Monday June 9, 2014
ADASS President David Pearson said: “Our sympathies go to the relatives of the victims and survivors of the distressing events that took place at the Orchid View residential home. Bereavement is never easy. But in circumstances such as these, it becomes unbearable.
“Many of the Serious Case Review’s recommendations concern training, leadership, management and culture of and within homes.
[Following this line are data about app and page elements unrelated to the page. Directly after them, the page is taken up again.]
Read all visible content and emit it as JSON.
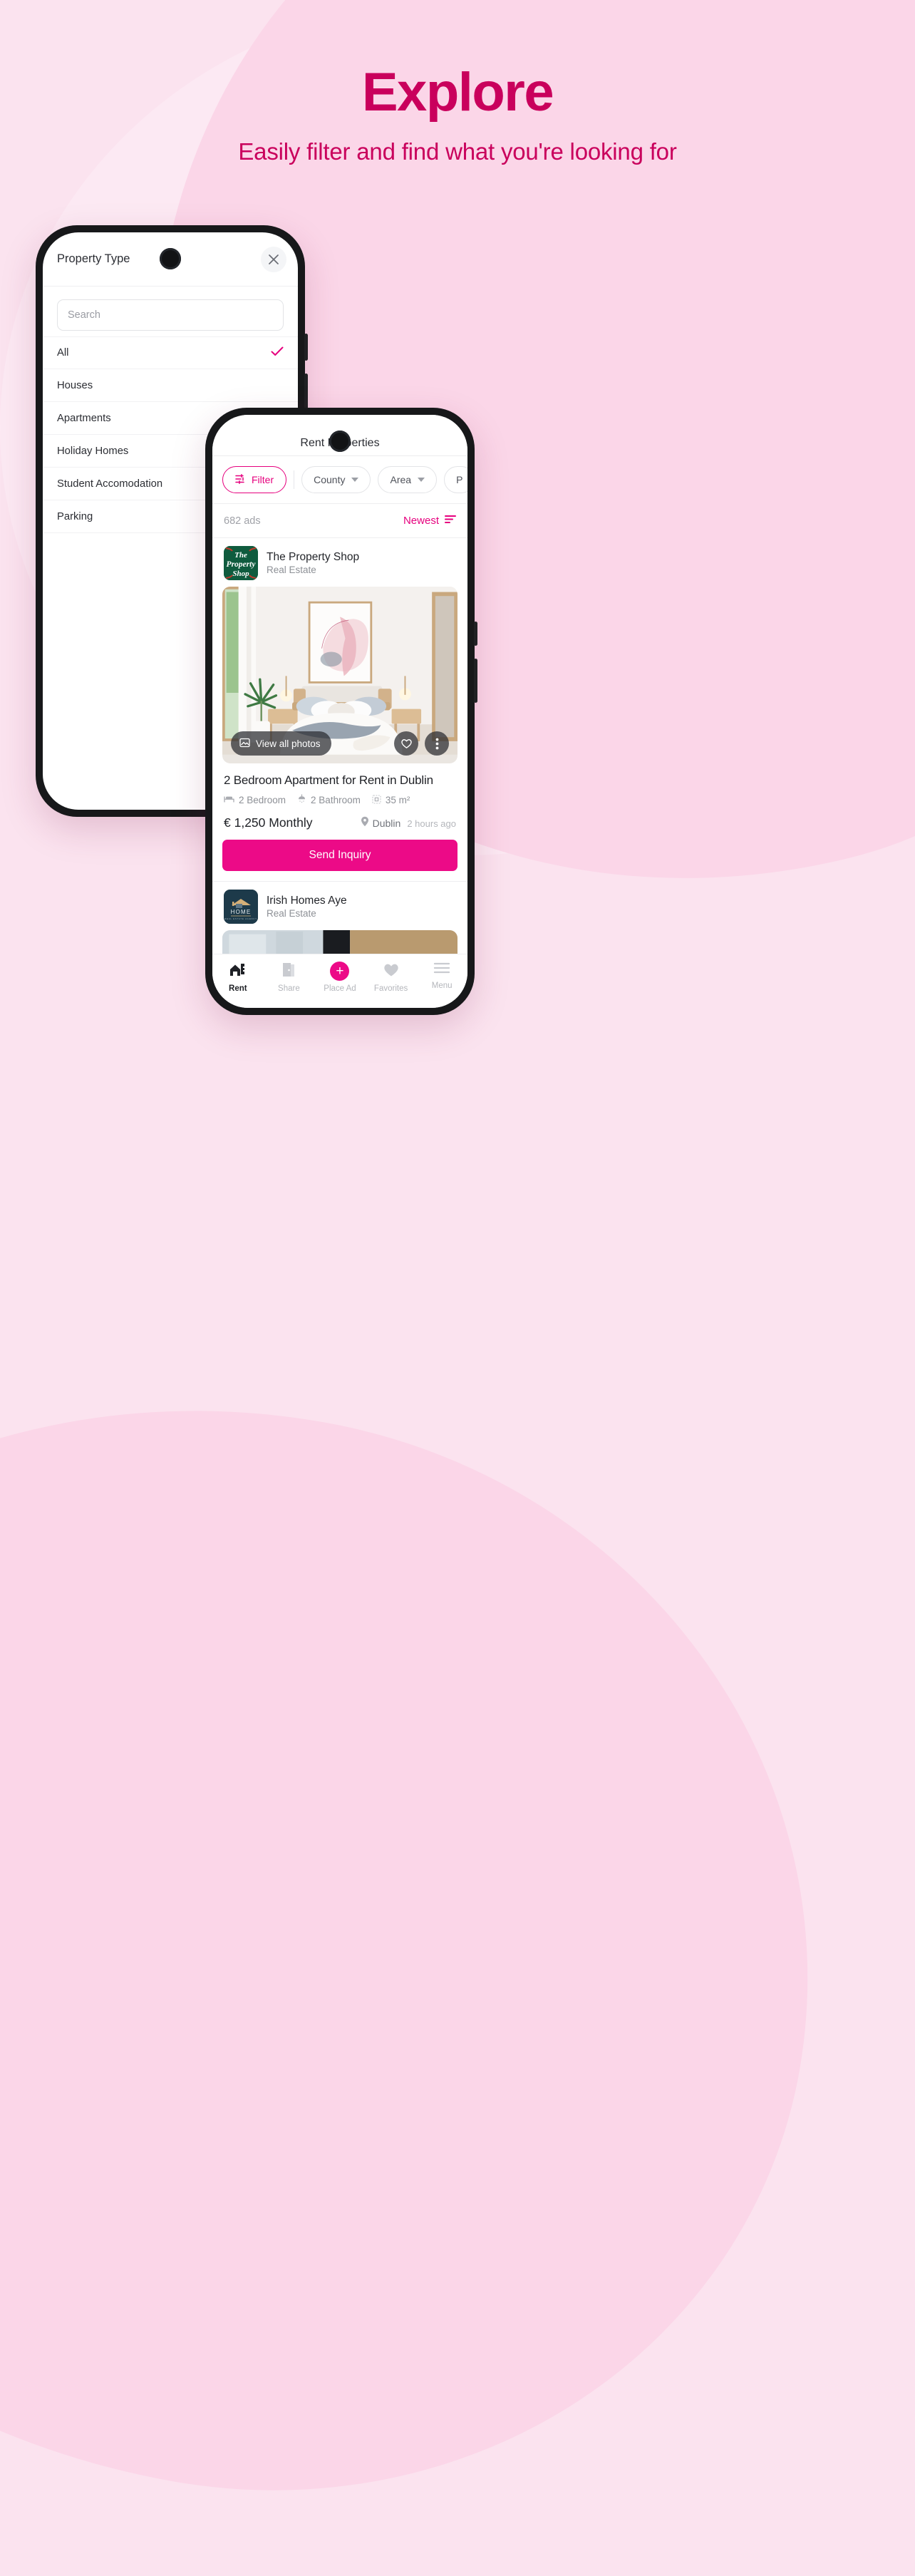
{
  "header": {
    "title": "Explore",
    "subtitle": "Easily filter and find what you're looking for",
    "title_color": "#c9005c"
  },
  "colors": {
    "accent_pink": "#e6007e",
    "button_pink": "#ec0a87",
    "bg_light": "#fbe3ef",
    "bg_deep": "#fbd6e8"
  },
  "phone_left": {
    "sheet": {
      "title": "Property Type",
      "close_icon": "close-icon",
      "search_placeholder": "Search",
      "items": [
        {
          "label": "All",
          "selected": true
        },
        {
          "label": "Houses",
          "selected": false
        },
        {
          "label": "Apartments",
          "selected": false
        },
        {
          "label": "Holiday Homes",
          "selected": false
        },
        {
          "label": "Student Accomodation",
          "selected": false
        },
        {
          "label": "Parking",
          "selected": false
        }
      ]
    }
  },
  "phone_right": {
    "app_bar": {
      "title": "Rent Properties"
    },
    "chips": [
      {
        "label": "Filter",
        "icon": "filter-sliders-icon",
        "primary": true,
        "caret": false
      },
      {
        "label": "County",
        "icon": "",
        "primary": false,
        "caret": true
      },
      {
        "label": "Area",
        "icon": "",
        "primary": false,
        "caret": true
      },
      {
        "label": "P",
        "icon": "",
        "primary": false,
        "caret": false
      }
    ],
    "results": {
      "count_label": "682 ads",
      "sort_label": "Newest",
      "sort_icon": "sort-descending-icon"
    },
    "listings": [
      {
        "agency": {
          "name": "The Property Shop",
          "type": "Real Estate",
          "logo_text": "The Property Shop",
          "logo_color": "#0f5b3e"
        },
        "photo": {
          "view_all_label": "View all photos",
          "photo_icon": "image-icon",
          "favorite_icon": "heart-outline-icon",
          "more_icon": "more-vertical-icon"
        },
        "title": "2 Bedroom Apartment for Rent in Dublin",
        "features": [
          {
            "icon": "bed-icon",
            "label": "2 Bedroom"
          },
          {
            "icon": "shower-icon",
            "label": "2 Bathroom"
          },
          {
            "icon": "area-icon",
            "label": "35 m²"
          }
        ],
        "price": "€ 1,250 Monthly",
        "location": "Dublin",
        "location_icon": "map-pin-icon",
        "posted": "2 hours ago",
        "cta": "Send Inquiry"
      },
      {
        "agency": {
          "name": "Irish Homes Aye",
          "type": "Real Estate",
          "logo_text": "HOME",
          "logo_color": "#1d3a4a"
        }
      }
    ],
    "bottom_nav": [
      {
        "label": "Rent",
        "icon": "house-key-icon",
        "active": true
      },
      {
        "label": "Share",
        "icon": "door-icon",
        "active": false
      },
      {
        "label": "Place Ad",
        "icon": "plus-circle-icon",
        "active": false
      },
      {
        "label": "Favorites",
        "icon": "heart-filled-icon",
        "active": false
      },
      {
        "label": "Menu",
        "icon": "hamburger-icon",
        "active": false
      }
    ]
  }
}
ADASS has persistently highlighted the fundamental importance of making improvements in these areas, and we are glad to support any initiatives in this area on a national and local basis.
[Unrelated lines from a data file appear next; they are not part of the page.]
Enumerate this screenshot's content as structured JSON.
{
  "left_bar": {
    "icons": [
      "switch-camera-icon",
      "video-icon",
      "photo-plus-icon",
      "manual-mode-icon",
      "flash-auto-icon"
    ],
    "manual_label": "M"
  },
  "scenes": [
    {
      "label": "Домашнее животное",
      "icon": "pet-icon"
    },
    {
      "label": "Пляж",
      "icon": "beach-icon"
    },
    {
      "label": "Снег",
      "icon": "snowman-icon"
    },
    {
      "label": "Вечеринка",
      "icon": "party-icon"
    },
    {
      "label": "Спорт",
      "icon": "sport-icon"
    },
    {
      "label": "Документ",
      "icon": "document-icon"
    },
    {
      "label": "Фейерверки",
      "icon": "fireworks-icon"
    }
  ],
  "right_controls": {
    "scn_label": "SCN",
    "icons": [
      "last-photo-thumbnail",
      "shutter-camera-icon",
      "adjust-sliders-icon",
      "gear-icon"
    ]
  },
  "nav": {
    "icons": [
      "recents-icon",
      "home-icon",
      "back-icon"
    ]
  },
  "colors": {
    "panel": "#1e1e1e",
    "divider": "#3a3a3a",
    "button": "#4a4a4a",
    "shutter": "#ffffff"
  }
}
“We urge all agencies involved in adult safeguarding to review their procedures in the light of this report, and amend and adapt their practices and procedures accordingly where appropriate.
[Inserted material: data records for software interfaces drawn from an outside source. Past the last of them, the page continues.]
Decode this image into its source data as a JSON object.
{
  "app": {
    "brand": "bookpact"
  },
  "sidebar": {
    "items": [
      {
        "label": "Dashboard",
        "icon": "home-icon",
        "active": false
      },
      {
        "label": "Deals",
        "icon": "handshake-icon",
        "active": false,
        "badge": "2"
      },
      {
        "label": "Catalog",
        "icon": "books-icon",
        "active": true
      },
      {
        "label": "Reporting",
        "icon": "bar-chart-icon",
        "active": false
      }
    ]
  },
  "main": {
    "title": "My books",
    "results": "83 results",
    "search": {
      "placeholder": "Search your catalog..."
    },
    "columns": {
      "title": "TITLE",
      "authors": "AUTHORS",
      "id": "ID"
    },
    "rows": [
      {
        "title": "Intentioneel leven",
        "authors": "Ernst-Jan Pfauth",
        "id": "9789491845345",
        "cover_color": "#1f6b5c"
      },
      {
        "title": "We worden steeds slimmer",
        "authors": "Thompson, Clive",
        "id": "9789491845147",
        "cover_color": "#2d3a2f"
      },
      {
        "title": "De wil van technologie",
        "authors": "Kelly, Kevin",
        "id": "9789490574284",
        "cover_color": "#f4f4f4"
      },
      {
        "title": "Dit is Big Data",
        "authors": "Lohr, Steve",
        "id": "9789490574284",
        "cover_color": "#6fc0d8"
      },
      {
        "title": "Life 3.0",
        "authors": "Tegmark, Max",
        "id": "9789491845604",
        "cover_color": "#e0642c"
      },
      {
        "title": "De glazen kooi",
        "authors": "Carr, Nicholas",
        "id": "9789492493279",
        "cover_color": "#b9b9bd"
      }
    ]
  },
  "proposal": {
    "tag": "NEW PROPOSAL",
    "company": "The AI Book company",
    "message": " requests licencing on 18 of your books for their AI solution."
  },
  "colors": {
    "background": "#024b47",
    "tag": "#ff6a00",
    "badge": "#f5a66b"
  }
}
“Equally, the report’s emphasis on due and proper sharing of all relevant information between agencies reflects the growing importance of these issues within both adult social care, and the NHS. It is difficult to invest in the current financial climate. But it is clearly critical for the safety and wellbeing of those who need care that information is shared quickly and easily where appropriate
“Finally, we come back to the personal tragedies of the home, the residents and their carers and relatives. The SCR’s comparison with the Mid-Staffordshire hospital crisis is apt and illuminating. The price of these older people’s safety is, and always will be, constant vigilance.”
For further information contact:
David Pearson, ADASS President, 0115 977 4636
Drew Clode, ADASS Policy/Press Adviser, 020 8348. Mob 07976 837755
The Association of Directors of Adult Social Services (ADASS) represents directors and senior managers of adult social services departments in English local authorities. Directors (DASSs) have statutory responsibilities for the social care of older people, adults with disabilities and adults with mental health needs.
In many authorities ADASS members will also share a number of responsibilities for the provision and/or commissioning of housing, leisure, libraries, culture, and community safety on behalf of their councils. More than a third of DASSs are also the statutory director of children’s services for their authority.